Although in late 2017 the Department of Labor extended the transition period for fiduciary rule exemptions until July 1, 2019, there are still many changes afoot.
And, as the Fifth Circuit Court of Appeals recently vacated the rule, there is more uncertainty than ever. However, many consultants who work with retirement plans are already operating in fiduciary capacities.
In the realm of the individual investor though, the situation is less clear. Prior to the DOL rule, advisors considered “suitability” as the watchword, as this is the FINRA standard for investments. The 1940 Act requires fiduciaries to disclose conflicts of interest and compensation, while the best interest prudent man rule imposed by ERISA is the highest fiduciary standard.
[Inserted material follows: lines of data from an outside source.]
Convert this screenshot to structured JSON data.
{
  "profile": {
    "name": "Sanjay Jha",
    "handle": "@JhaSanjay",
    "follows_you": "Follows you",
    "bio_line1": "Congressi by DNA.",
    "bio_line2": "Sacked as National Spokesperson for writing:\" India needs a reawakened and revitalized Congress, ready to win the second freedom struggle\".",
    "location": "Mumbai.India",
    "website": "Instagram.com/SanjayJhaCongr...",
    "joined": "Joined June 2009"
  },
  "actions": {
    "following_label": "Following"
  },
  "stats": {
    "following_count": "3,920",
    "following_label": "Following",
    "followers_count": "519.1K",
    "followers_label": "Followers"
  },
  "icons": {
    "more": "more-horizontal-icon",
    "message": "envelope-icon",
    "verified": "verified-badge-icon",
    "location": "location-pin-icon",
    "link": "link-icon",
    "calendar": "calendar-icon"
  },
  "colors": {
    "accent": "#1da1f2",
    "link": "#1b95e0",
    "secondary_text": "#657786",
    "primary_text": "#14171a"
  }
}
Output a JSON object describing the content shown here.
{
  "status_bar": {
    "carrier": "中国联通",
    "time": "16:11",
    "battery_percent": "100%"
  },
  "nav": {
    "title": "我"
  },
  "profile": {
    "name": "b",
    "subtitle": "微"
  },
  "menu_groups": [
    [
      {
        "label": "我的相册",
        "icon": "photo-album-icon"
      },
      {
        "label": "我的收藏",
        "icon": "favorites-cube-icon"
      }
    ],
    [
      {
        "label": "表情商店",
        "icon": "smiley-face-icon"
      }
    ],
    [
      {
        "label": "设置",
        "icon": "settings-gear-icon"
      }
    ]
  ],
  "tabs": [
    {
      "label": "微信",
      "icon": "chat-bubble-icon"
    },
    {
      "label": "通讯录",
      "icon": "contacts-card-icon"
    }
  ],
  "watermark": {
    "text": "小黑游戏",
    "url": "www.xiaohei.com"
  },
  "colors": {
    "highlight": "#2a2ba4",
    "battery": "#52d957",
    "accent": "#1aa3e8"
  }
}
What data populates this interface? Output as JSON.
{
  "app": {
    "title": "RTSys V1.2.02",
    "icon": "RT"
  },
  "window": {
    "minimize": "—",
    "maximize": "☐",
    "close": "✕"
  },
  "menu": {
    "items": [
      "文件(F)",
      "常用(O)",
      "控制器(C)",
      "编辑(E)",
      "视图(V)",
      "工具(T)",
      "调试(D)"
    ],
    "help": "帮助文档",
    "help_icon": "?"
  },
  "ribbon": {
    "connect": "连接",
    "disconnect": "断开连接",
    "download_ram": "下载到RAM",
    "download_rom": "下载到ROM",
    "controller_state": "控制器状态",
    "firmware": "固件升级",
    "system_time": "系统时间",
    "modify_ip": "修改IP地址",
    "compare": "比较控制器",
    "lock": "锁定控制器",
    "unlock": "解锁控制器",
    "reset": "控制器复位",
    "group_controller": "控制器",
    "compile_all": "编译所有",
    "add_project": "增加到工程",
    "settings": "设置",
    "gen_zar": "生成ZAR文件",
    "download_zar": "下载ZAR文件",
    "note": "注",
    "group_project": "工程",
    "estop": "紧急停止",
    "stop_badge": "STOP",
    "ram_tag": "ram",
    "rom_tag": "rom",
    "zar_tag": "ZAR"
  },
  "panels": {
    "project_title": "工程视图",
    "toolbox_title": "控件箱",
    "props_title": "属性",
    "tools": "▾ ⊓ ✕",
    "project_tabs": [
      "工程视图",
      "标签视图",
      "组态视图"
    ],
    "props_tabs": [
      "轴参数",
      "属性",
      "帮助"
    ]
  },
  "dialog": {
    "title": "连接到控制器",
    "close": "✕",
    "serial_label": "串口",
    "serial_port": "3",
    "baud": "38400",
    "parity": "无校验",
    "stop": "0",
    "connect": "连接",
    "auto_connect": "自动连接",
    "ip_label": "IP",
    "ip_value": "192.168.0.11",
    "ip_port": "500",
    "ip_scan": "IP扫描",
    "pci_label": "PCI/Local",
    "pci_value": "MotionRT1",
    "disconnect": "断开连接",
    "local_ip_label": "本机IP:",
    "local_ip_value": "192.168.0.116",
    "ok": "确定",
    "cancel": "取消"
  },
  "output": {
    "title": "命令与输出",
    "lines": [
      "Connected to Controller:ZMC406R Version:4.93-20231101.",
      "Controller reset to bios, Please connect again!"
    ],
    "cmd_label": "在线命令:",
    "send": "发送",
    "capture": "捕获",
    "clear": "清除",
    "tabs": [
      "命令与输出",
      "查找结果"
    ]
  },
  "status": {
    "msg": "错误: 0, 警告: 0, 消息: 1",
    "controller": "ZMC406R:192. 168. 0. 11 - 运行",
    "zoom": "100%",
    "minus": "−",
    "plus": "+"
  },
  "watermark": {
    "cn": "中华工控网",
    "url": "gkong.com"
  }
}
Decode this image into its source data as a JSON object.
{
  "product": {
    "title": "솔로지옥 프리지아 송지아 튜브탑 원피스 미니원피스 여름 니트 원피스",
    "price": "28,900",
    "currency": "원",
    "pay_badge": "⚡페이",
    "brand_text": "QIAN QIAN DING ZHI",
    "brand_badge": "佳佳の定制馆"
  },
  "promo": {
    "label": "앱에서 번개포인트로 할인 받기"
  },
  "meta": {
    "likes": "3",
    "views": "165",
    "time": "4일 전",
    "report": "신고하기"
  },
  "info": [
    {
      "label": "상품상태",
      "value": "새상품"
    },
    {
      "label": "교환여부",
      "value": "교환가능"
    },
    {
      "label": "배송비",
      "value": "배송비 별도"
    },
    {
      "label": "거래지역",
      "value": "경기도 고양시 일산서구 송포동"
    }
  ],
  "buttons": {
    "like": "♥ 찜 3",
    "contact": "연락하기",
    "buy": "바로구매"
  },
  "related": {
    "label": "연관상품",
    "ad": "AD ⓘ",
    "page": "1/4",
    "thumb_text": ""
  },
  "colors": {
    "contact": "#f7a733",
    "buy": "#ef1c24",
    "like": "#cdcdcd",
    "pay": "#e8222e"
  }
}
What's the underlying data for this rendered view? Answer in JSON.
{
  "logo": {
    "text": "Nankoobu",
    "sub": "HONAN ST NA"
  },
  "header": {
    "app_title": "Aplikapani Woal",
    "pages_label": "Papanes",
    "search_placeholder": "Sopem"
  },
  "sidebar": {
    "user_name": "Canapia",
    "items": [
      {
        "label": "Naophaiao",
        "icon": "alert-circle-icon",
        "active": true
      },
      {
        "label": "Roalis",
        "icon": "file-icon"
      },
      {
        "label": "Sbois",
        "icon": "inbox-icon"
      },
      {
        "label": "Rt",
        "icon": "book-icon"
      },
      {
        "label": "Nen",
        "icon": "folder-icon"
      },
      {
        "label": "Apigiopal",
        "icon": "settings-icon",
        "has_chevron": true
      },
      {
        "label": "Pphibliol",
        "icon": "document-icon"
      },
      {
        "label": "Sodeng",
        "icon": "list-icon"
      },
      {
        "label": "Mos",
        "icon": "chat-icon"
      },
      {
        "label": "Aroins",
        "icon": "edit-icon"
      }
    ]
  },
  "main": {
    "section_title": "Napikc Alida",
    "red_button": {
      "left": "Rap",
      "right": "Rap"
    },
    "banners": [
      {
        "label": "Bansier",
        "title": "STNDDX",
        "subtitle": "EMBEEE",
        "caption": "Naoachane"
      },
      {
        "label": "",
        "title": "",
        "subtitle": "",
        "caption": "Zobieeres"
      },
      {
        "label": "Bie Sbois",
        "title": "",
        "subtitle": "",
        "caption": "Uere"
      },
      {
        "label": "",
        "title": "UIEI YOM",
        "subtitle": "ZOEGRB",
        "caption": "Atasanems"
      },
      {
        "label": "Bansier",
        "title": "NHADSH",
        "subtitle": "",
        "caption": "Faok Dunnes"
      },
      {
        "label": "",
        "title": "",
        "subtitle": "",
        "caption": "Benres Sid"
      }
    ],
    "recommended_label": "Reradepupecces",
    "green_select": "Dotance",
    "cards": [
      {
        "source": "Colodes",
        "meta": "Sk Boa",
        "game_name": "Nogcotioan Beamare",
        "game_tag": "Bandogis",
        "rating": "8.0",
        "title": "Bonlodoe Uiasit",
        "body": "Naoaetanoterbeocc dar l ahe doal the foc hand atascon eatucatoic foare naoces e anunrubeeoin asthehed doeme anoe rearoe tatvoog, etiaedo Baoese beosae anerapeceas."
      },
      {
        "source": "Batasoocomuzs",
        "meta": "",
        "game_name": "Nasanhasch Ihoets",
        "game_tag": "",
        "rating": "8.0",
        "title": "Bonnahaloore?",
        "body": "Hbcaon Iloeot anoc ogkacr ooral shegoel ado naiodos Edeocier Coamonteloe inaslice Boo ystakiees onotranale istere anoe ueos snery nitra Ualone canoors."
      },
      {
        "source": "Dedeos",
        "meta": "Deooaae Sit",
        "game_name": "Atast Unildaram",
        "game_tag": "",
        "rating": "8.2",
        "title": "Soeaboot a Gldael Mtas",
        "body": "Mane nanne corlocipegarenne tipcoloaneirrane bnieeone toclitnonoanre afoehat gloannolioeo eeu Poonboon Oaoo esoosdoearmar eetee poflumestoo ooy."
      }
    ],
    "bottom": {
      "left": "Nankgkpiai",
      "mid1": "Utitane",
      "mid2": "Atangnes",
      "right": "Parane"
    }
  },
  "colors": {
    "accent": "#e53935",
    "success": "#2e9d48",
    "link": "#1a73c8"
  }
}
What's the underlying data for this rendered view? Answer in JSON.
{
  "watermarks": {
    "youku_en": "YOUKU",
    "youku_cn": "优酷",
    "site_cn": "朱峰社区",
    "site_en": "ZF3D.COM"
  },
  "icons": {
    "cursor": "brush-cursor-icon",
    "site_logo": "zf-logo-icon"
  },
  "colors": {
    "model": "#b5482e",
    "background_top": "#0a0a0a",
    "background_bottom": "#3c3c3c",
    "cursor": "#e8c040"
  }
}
In the current limbo, the DOL rule changed the standard of care for IRAs from suitability to the ERISA level. The public in understandably confused regarding the standard of care they are entitled to from their advisors.
Some believe that the transition period is intended to give the SEC and FINRA time to square their regulations with the DOL. Many industry professionals believe that a variant of the standard of care requirement is likely to remain for non-ERISA accounts, although the standard might not reach the ERISA level of care. The original version of the DOL rule also included disclosure requirements, and if the SEC adopts similar rules for retirement investors, this will likely be reflected in the post-transition DOL rule.
However, the SEC’s recent priority letter made no mention of a draft fiduciary duty rule underway. Rather, the SEC said that it will look at ensuring “there’s an appropriate disclosure of conflicts and costs and it will be looking at IRAs in wrapped accounts.” No mention is made of fiduciary duty regarding the general brokerage relationship.
To learn more about what fiduciary standards may be in store, please visit:
The Fiduciary Standard Is Still Evolving | Wealth Management